The answer of the workerists was more fruitful than the two others, because they were developed directly out of running struggles: the class struggle didn’t work from outside “on capital,” but it constituted the capital relation. The class struggle expressed itself not only in a historical chain of conflicts, struggles and uprisings, but also in the accumulation of capital, in its “organic composition,” as Marx called it.

To the question what role we can take in this process, Marxism-Leninism gave an explicit answer: the organization into cadre parties, apart from the working class, but with the claim to be bringing it the correct “class consciousness.” This basic idea survives to this day, always popping up.

Contrary to that stands the position of the council communists, who deny any thought of a “special role” for left activists in class struggles, any “intervention from outside.” They see their own role in merely putting information at the disposal of the workers (“mailmen”).

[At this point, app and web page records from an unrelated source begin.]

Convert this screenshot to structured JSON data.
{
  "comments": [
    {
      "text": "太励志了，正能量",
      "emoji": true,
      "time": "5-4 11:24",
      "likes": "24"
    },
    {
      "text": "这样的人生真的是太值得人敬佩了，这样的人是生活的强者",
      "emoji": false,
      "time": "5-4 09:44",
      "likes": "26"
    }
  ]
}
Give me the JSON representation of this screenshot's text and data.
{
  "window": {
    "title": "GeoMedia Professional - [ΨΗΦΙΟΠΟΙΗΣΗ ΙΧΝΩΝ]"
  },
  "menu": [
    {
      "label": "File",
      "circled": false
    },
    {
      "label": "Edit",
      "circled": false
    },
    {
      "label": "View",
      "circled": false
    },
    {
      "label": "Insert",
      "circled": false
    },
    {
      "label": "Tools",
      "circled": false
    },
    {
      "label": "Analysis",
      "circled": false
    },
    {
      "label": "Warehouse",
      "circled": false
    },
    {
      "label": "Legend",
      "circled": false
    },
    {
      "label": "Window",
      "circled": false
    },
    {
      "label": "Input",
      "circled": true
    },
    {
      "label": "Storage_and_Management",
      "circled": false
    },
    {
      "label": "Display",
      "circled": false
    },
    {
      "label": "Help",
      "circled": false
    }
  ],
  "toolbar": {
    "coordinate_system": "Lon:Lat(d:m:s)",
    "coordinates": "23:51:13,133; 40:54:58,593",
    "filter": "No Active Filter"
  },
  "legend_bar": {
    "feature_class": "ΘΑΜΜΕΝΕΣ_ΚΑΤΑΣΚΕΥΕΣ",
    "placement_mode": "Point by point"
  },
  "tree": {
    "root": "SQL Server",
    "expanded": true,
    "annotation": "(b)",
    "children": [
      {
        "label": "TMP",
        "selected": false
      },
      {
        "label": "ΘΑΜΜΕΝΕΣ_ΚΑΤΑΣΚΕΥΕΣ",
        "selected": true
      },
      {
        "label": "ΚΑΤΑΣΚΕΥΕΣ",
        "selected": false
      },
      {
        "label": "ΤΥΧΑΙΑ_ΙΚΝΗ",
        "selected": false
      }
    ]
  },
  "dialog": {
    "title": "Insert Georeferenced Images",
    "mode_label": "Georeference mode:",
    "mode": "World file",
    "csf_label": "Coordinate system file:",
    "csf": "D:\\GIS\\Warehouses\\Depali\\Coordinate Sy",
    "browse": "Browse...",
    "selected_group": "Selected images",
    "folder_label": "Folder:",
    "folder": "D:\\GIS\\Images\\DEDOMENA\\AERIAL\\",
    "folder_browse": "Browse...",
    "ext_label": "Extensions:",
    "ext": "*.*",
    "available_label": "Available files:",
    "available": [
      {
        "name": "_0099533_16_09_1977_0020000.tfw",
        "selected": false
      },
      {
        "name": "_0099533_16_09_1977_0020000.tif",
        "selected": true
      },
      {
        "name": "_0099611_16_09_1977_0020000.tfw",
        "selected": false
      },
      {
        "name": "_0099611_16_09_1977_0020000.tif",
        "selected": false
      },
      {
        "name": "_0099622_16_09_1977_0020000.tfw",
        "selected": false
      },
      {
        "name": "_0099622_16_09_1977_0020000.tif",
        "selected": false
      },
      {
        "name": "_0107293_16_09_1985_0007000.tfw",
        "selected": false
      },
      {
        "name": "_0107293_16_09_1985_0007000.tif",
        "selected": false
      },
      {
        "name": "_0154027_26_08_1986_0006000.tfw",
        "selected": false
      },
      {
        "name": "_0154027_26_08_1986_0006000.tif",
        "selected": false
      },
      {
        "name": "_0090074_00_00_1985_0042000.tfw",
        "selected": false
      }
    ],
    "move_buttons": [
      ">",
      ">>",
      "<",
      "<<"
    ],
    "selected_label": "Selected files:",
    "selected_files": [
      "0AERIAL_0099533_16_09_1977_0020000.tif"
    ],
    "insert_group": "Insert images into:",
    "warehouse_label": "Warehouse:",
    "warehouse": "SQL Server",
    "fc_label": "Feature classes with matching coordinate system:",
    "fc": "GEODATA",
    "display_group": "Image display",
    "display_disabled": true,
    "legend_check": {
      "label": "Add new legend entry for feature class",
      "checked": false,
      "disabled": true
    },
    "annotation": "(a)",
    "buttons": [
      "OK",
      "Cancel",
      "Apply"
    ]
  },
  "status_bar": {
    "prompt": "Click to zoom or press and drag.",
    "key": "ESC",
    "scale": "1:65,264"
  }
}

The class-composition critique of the bourgeois subject can be formulated like this: the only material foundation on which one can speak of a subject is class composition. That is, it has to do with a collective subject that constitutes itself under the conditions of a determinate mode of production in struggle against the capital relation. Any material analysis of the subject must therefore go through the analysis of class composition. Whoever wants to revolutionarily change society must put themselves in relation to class composition.”

the schizo; the nomad; the cyborg; the wolf etc

We have been building agents of the past for the last decade. The militant, cadre, and professional revolutionary (call this the MCP) no longer matter. A new social type has been fighting to come into existence and the current forms of organization are antithetical to this new type. Keeping this in mind the singularity, the schizo, the nomad, the cyborg, and the wolf are just some new subjectivities which I am  messing with which perhaps can transcend the standard MCP. And instead of parties, groups, organizations, we should form collectives or packs (like wolf packs, thanks to Thousand Plateaus for the wolf pack).

In practice I have also seen the MCP subject become a fetish in organizations. What the MCP does becomes its own ideal, a mystical measuring stick… Some one asked me a while ago with it means to be a communist militant in this period. I have discussed this with people for so many years, but this time around, I was stunned at the question. And I had no honest response.  All I could say is that I do not know. That in this period, we are trying to figure that out. But the figuring out needs to begin from the concrete experiences of our time; not from some magical past.

Our reference point for what it means to be a communist militant is either from books or from talking to older 68ers…



Blanqui and communist/ anarchist art

1. Are we artists or scientists, or artistic scientists?

“Marxists are accused of Blanquism for treating insurrection as an art! Can there be a more flagrant perversion of the truth, when not a single Marxist will deny that it was Marx who expressed himself on this score in the most definite, precise and categorical manner, referring to insurrection specifically as an art, saying that it must be treated as an art, that you must win the first success and then proceed from success to success, never ceasing the offensive against the enemy, taking advantage of his confusion, etc., etc.? To be successful, insurrection must rely not upon conspiracy and not upon a party, but upon the advanced class. That is the first point. Insurrection must rely upon a revolutionary upsurge of the people. That is the second point. Insurrection must rely upon that turning-point in the history of the growing revolution when the activity of the advanced ranks of the people is at its height, and when the vacillations in the ranks of the enemy and in the ranks of the weak, half-hearted and irresolute friends of the revolution are strongest. That is the third point. And these three conditions for raising the question of insurrection distinguish Marxism from Blanquism. Once these conditions exist, however, to refuse to treat insurrection as an art is a betrayal of Marxism and a betrayal of the revolution.”